Guest Service: Empowering People

Excellent customer service is vitally important in all businesses but it is especially important for hotels where customer service is the lifeblood of the business. Outstanding customer service is essential in creating new customers, retaining existing customers, and cultivating referrals for future customers. Employees who meet and exceed guest expectations are critical to a hotel's success, and it begins with the hiring process. It is imperative for HR personnel to screen for and hire people who inherently possess customer-friendly traits - empathy, warmth and conscientiousness - which allow them to serve guests naturally and authentically. Trait-based hiring means considering more than just a candidate's technical skills and background; it means looking for and selecting employees who naturally desire to take care of people, who derive satisfaction and pleasure from fulfilling guests' needs, and who don't consider customer service to be a chore. Without the presence of these specific traits and attributes, it is difficult for an employee to provide genuine hospitality. Once that kind of employee has been hired, it is necessary to empower them. Some forward-thinking hotels empower their employees to proactively fix customer problems without having to wait for management approval. This employee empowerment—the permission to be creative, and even having the authority to spend money on a customer's behalf - is a resourceful way to resolve guest problems quickly and efficiently. When management places their faith in an employee's good judgment, it inspires a sense of trust and provides a sense of higher purpose beyond a simple paycheck.

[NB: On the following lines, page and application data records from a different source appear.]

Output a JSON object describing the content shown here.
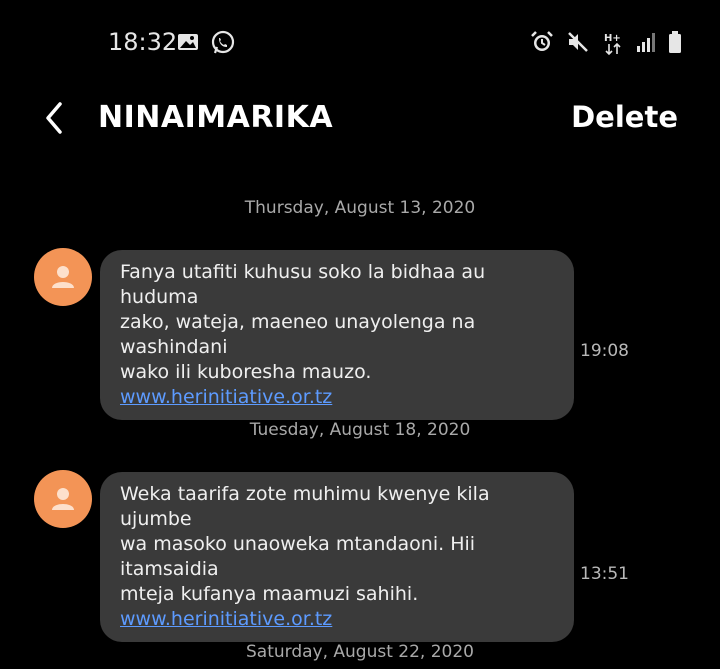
{
  "status_bar": {
    "time": "18:32",
    "network_label": "H+",
    "icons": [
      "gallery-icon",
      "whatsapp-icon",
      "alarm-icon",
      "mute-icon",
      "network-icon",
      "signal-icon",
      "battery-icon"
    ]
  },
  "header": {
    "title": "NINAIMARIKA",
    "delete_label": "Delete"
  },
  "conversation": {
    "messages": [
      {
        "date": "Thursday, August 13, 2020",
        "text_lines": [
          "Fanya utafiti kuhusu soko la bidhaa au huduma",
          "zako, wateja, maeneo unayolenga na washindani",
          "wako ili kuboresha mauzo."
        ],
        "link": "www.herinitiative.or.tz",
        "time": "19:08"
      },
      {
        "date": "Tuesday, August 18, 2020",
        "text_lines": [
          "Weka taarifa zote muhimu kwenye kila ujumbe",
          "wa masoko unaoweka mtandaoni. Hii itamsaidia",
          "mteja kufanya maamuzi sahihi."
        ],
        "link": "www.herinitiative.or.tz",
        "time": "13:51"
      }
    ],
    "next_date": "Saturday, August 22, 2020"
  },
  "colors": {
    "background": "#000000",
    "bubble": "#3a3a3a",
    "avatar": "#f39456",
    "link": "#5d9bff",
    "date_text": "#a9a9a9"
  }
}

The April issue of the Hotel Business Review will document what some leading hotels are doing to cultivate and manage guest satisfaction in their operations.